__DIRECTIONS FOR THIS TASK__. Any pictures in the records below should be skipped; write out everything else exactly.

__MATERIAL FOR THIS EXERCISE__.
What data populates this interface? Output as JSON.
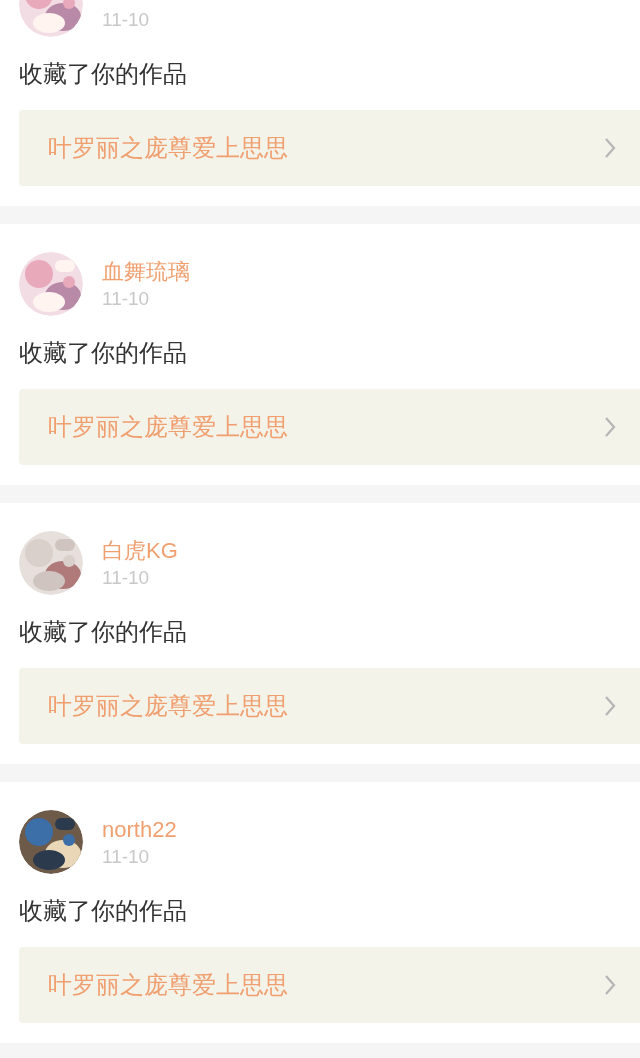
{
  "notifications": [
    {
      "date": "11-10",
      "action": "收藏了你的作品",
      "work": "叶罗丽之庞尊爱上思思"
    },
    {
      "user": "血舞琉璃",
      "date": "11-10",
      "action": "收藏了你的作品",
      "work": "叶罗丽之庞尊爱上思思"
    },
    {
      "user": "白虎KG",
      "date": "11-10",
      "action": "收藏了你的作品",
      "work": "叶罗丽之庞尊爱上思思"
    },
    {
      "user": "north22",
      "date": "11-10",
      "action": "收藏了你的作品",
      "work": "叶罗丽之庞尊爱上思思"
    }
  ]
}
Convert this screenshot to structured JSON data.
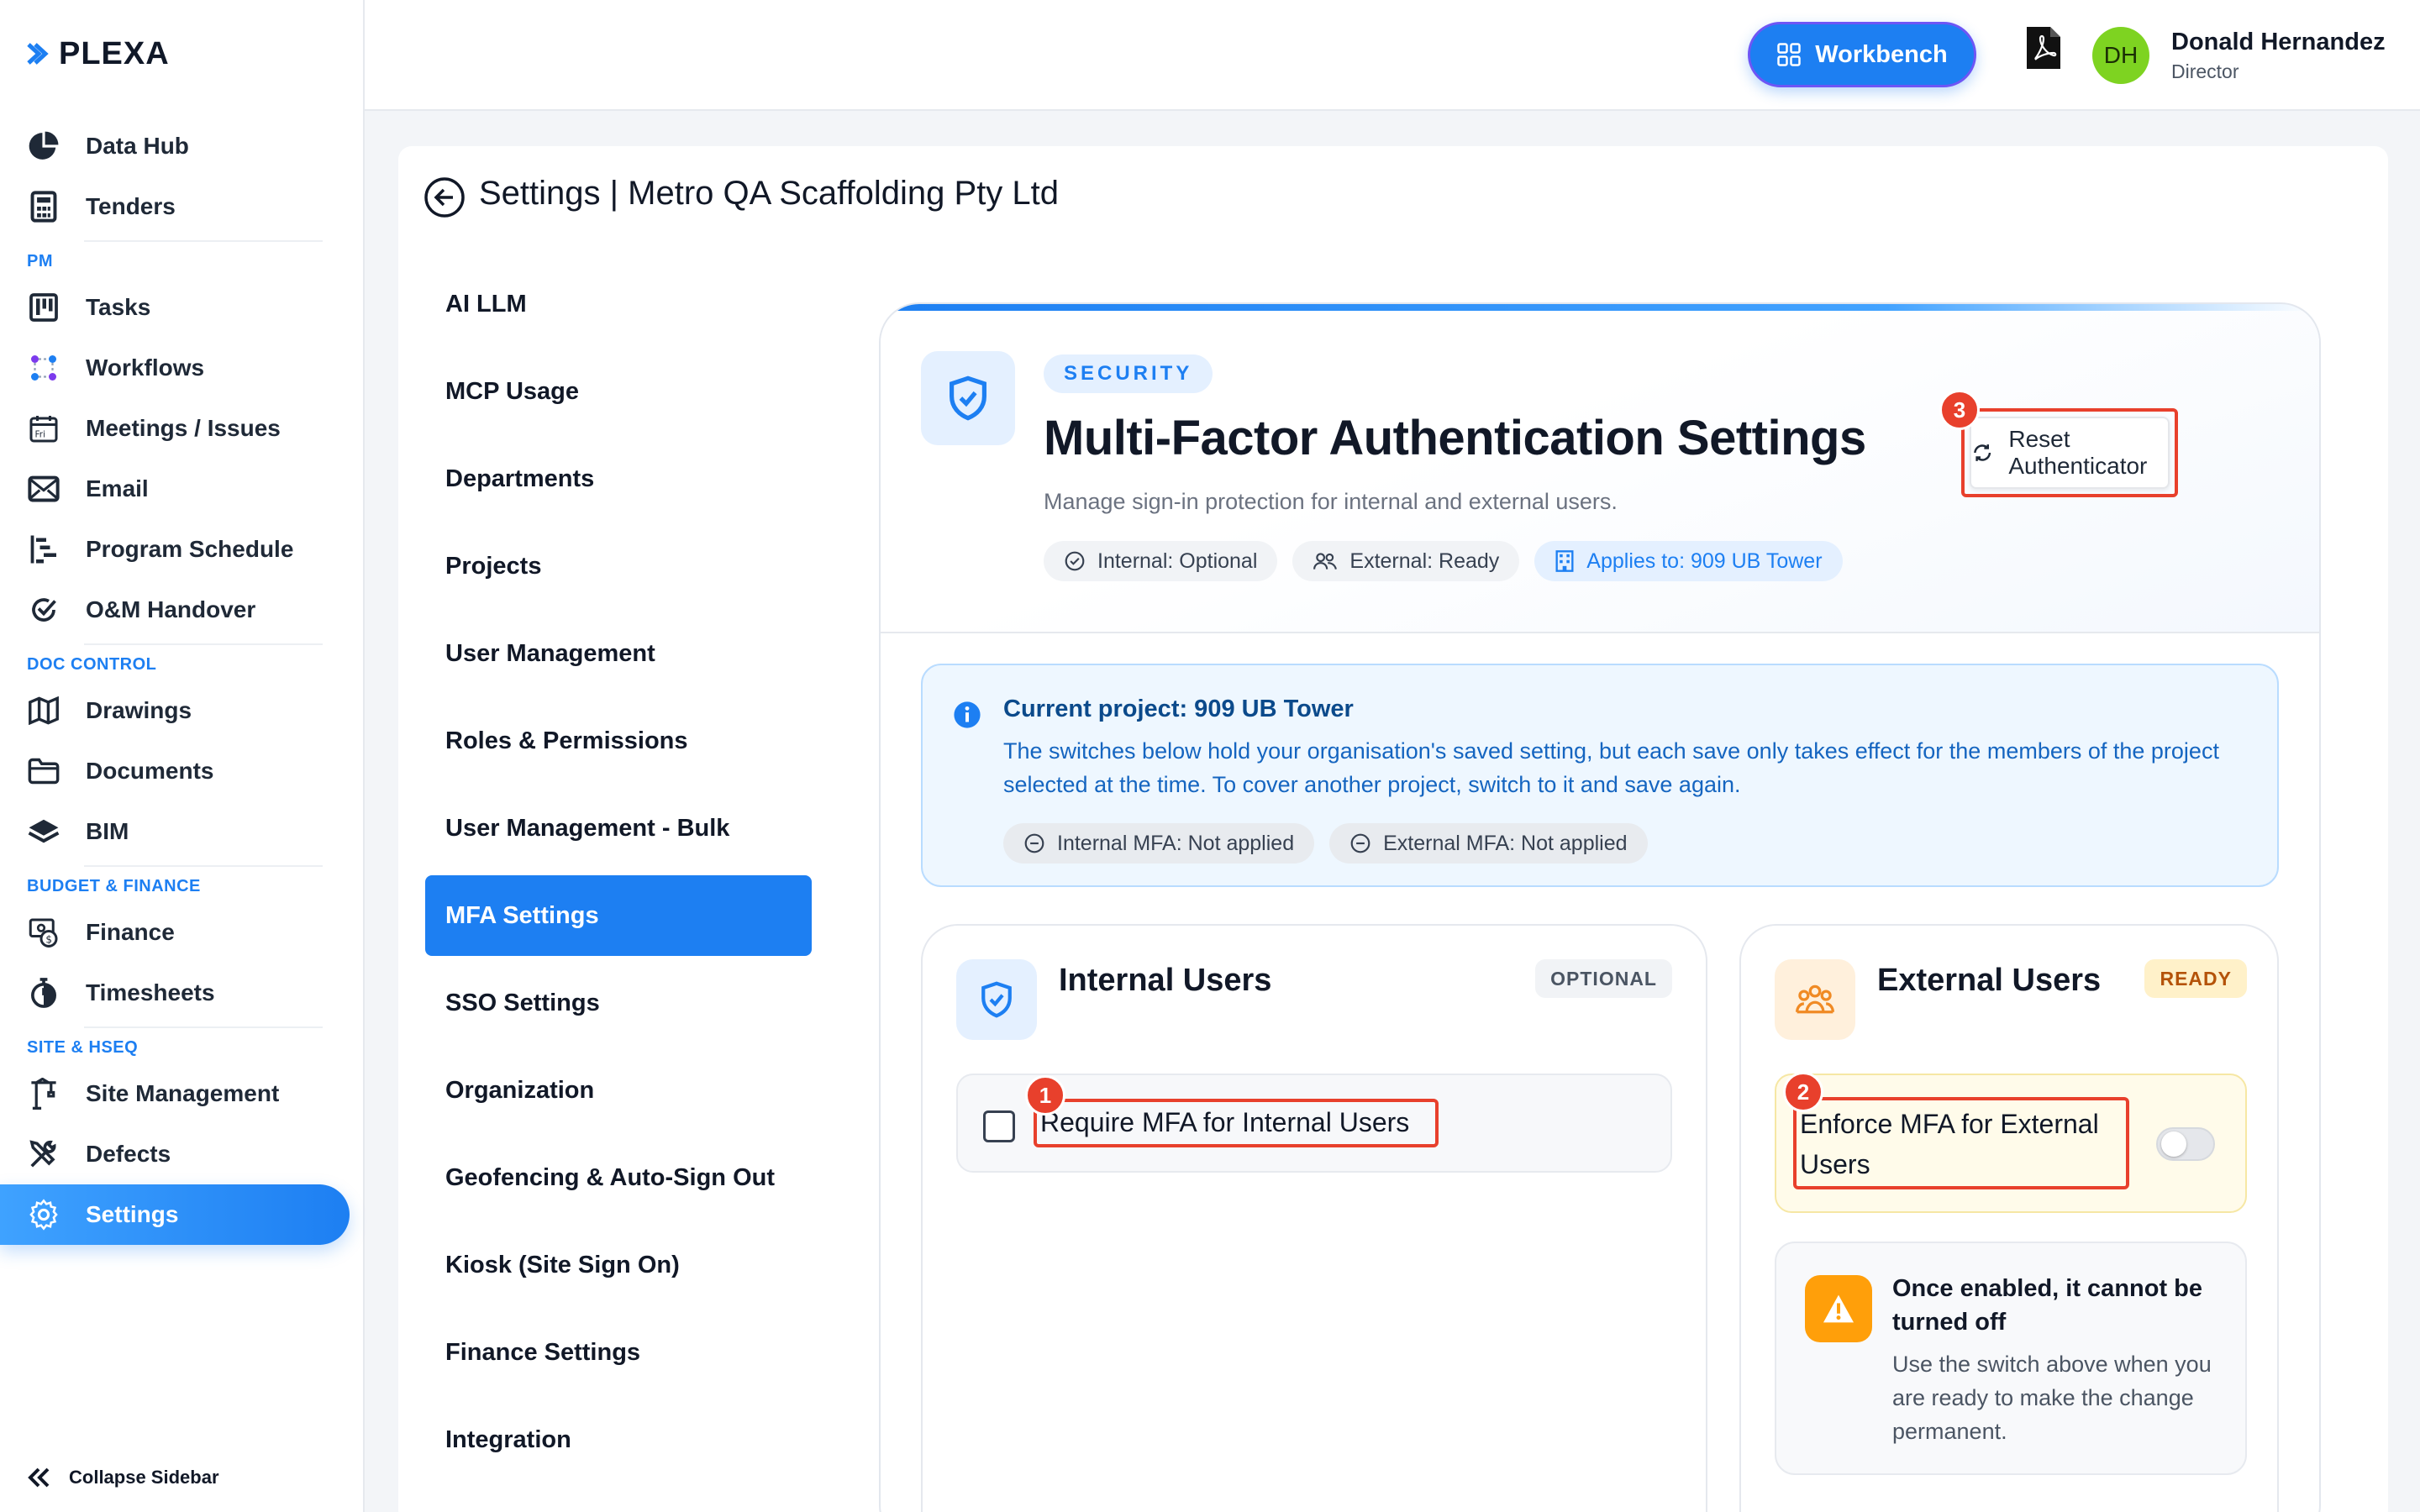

__TASK RESULT__.
What data populates this interface? Output as JSON.
{
  "notifications": [
    {
      "date": "11-10",
      "action": "收藏了你的作品",
      "work": "叶罗丽之庞尊爱上思思"
    },
    {
      "user": "血舞琉璃",
      "date": "11-10",
      "action": "收藏了你的作品",
      "work": "叶罗丽之庞尊爱上思思"
    },
    {
      "user": "白虎KG",
      "date": "11-10",
      "action": "收藏了你的作品",
      "work": "叶罗丽之庞尊爱上思思"
    },
    {
      "user": "north22",
      "date": "11-10",
      "action": "收藏了你的作品",
      "work": "叶罗丽之庞尊爱上思思"
    }
  ]
}
Convert this screenshot to structured JSON data.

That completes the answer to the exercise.